Anyone with any sense of who and what drives U.S. foreign policy has been blackly pessimistic as the Congressional 'bomb Syria' vote approaches. But the charade of a debate goes forward in our campaign-contributions-driven Congress, Secretary of State Kerry giving them assertions not evidence (If the evidence underlying the assertions were real don't you think Kerry would've shown it to us immediately?), but 'our' representatives magically in a buying mood for that b.s. I could pause and point out that even the assertions indicate a catastrophic accident occurred, where Syrian conventional bombardment hit rebel sarin gas stores, and that this matches what on-the-ground Ghouta residents say happened (in the year's most important ignored news story -- thanks mintnews.com).
But hell, discussing evidence and assertions ... what does it matter when three of America's main determiners of foreign policy all are bent on destroying Syria? By my count the U.S. has four main foreign policy power constellations: (in no particular order) the Israel lobby, the oil and gas lobby, the military-industrial complex, and the finance industry. Finance is sitting this one out but the other three are gung ho for regime change or Syria destroyed (transformed into squabbling, unstable mini-states).
This goes back at least to 1996 and "A Clean Break," the neoconservative game plan that they've with great success gotten the U.S. to implement. Syria is mentioned with great deja vu:
"Syria challenges Israel on Lebanese soil. An effective approach, and one with which Americans can sympathize, would be if Israel seized the strategic initiative along its northern borders by engaging Hizballah, Syria, and Iran, as the principal agents of aggression in Lebanon, including ... by establishing the precedent that Syrian territory is not immune to attacks emanating from Lebanon by Israeli proxy forces..."
Back to the present, we of course have plenty to choose from, beginning with this news yesterday on the pinnacle of the Israel Lobby, AIPAC (the American Israel Public Affairs Committee):
(I didn't think it half bad, but apparently, you cannot mention a big dick and an

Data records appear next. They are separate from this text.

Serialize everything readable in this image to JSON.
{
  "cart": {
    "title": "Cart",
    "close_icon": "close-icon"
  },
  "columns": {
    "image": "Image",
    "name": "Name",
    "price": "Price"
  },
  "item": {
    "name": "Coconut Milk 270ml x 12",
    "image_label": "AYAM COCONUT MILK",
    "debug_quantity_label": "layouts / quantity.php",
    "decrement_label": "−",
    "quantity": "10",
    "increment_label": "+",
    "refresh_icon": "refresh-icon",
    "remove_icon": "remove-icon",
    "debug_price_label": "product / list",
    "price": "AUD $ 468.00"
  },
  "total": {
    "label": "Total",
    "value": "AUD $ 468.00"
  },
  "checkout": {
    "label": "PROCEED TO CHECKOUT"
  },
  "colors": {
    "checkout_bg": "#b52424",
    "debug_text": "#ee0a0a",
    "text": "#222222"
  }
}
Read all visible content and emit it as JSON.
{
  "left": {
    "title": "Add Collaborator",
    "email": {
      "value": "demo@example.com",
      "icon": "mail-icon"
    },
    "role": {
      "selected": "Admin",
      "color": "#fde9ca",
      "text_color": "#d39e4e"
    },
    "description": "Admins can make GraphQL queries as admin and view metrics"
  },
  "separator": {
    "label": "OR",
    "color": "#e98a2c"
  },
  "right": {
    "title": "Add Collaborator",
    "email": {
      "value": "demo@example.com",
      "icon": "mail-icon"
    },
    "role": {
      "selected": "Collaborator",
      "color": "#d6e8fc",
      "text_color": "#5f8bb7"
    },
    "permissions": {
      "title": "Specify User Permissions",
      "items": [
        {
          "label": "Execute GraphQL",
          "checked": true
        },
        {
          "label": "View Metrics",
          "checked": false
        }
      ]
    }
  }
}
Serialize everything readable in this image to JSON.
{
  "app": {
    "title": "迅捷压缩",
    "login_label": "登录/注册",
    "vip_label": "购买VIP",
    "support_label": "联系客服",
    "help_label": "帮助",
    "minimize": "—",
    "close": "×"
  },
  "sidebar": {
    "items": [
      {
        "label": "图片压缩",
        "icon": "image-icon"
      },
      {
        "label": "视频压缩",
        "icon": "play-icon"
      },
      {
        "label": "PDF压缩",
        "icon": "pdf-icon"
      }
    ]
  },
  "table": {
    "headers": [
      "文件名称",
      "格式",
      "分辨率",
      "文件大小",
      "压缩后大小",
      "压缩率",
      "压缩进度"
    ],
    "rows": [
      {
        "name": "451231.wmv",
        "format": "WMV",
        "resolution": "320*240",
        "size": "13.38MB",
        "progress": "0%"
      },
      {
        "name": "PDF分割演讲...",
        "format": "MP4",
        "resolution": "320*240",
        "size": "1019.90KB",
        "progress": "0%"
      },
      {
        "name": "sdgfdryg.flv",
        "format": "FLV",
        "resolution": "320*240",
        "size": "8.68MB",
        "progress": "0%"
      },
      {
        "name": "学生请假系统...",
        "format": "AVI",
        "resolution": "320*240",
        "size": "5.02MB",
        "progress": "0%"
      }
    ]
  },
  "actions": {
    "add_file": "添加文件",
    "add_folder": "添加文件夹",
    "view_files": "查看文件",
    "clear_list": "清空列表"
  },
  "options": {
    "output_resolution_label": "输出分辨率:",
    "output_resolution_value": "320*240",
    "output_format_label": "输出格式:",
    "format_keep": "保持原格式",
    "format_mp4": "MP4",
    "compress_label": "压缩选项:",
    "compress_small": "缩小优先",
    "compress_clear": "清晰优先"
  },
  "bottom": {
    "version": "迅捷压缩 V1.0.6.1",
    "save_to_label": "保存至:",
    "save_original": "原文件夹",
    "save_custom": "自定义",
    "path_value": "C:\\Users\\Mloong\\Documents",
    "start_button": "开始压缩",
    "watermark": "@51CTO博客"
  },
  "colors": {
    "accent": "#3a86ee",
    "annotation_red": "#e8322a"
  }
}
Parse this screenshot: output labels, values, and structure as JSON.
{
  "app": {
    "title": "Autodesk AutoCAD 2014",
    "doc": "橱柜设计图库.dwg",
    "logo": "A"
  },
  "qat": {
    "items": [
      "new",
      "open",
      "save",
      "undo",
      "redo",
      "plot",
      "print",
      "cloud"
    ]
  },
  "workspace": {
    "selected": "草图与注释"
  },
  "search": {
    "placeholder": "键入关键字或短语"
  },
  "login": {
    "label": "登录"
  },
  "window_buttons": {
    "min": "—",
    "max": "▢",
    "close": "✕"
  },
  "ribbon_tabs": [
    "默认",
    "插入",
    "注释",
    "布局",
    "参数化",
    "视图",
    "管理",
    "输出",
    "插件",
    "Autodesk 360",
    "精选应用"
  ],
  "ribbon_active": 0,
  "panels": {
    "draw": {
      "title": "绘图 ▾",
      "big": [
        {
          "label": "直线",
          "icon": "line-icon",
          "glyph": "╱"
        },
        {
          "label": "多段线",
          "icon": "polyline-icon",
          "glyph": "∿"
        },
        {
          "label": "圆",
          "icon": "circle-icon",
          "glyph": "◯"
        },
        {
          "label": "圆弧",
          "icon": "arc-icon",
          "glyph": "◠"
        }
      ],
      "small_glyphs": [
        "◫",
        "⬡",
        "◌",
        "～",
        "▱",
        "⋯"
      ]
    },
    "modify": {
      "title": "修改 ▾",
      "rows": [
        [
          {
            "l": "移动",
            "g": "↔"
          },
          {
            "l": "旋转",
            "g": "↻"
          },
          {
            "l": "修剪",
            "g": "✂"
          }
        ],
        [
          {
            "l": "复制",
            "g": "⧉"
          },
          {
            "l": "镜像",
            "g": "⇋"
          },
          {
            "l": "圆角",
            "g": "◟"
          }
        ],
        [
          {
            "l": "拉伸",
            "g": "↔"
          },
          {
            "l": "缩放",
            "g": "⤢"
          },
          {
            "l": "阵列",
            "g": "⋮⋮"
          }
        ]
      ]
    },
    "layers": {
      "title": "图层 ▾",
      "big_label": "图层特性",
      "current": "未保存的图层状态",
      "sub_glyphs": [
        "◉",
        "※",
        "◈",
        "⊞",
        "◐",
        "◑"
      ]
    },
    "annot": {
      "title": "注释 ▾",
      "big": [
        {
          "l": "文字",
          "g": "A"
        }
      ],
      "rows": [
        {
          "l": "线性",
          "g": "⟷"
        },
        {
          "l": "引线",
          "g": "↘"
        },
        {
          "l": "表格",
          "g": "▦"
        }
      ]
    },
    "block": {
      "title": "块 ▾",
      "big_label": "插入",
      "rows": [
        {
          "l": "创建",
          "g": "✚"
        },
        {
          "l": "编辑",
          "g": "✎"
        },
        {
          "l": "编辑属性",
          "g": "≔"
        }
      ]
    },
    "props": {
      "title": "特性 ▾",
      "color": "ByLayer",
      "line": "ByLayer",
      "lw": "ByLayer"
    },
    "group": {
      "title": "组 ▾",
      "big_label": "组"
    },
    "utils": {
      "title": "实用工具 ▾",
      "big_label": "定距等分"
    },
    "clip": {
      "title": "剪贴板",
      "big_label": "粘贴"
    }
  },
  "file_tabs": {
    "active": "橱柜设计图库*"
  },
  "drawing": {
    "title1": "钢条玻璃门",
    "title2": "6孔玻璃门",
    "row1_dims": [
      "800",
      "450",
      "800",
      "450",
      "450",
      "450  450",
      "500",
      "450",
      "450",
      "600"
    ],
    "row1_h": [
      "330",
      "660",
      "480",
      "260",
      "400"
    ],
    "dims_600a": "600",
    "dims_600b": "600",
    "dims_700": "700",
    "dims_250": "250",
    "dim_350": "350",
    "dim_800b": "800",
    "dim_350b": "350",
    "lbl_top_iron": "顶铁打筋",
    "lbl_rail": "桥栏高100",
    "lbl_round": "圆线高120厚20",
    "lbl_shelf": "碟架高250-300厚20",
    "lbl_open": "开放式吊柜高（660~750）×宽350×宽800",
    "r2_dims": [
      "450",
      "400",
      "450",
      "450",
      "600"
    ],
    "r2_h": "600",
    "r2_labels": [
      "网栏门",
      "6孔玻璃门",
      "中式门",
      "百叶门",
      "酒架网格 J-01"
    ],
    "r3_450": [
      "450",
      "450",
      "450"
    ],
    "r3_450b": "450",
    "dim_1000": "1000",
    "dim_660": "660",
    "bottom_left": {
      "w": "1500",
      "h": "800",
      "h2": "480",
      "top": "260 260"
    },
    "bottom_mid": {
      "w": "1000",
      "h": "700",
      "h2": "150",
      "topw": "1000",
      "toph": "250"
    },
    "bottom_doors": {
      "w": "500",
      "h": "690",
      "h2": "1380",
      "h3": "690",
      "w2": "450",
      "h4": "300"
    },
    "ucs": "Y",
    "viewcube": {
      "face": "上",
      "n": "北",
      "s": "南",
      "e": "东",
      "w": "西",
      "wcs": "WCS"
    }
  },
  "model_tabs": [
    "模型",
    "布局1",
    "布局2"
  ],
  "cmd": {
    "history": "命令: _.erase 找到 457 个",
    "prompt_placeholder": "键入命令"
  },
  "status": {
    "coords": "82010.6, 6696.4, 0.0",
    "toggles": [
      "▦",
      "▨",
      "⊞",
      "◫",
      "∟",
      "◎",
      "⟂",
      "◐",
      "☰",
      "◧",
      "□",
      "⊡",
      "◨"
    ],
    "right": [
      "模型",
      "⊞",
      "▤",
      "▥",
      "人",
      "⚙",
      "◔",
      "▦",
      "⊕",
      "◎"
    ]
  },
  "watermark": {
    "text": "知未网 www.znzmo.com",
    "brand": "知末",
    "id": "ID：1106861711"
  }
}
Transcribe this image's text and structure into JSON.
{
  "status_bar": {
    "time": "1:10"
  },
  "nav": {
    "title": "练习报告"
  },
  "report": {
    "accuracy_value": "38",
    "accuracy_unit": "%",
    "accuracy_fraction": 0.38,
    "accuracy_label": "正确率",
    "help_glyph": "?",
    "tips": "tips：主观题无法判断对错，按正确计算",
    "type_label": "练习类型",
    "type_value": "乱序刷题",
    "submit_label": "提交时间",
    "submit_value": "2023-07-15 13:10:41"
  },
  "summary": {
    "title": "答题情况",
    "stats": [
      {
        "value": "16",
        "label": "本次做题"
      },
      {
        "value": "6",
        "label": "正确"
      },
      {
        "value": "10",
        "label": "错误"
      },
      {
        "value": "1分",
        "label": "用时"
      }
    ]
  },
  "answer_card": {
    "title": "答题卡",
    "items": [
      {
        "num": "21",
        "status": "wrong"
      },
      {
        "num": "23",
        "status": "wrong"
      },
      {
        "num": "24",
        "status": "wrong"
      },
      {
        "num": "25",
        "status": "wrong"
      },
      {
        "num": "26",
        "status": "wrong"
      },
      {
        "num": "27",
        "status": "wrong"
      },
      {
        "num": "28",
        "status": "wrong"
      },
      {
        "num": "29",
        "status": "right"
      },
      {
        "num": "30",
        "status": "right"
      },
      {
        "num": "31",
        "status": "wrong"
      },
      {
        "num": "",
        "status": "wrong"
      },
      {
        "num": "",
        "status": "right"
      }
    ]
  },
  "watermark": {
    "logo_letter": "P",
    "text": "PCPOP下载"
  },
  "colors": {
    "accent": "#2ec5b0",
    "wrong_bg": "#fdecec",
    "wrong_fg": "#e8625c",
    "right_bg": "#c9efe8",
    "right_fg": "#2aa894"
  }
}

African-American in the same sentence--I understand the history of that, but my connotation was the dilemma of being a "tough guy" in a world of strongmen, or actually being democratic.)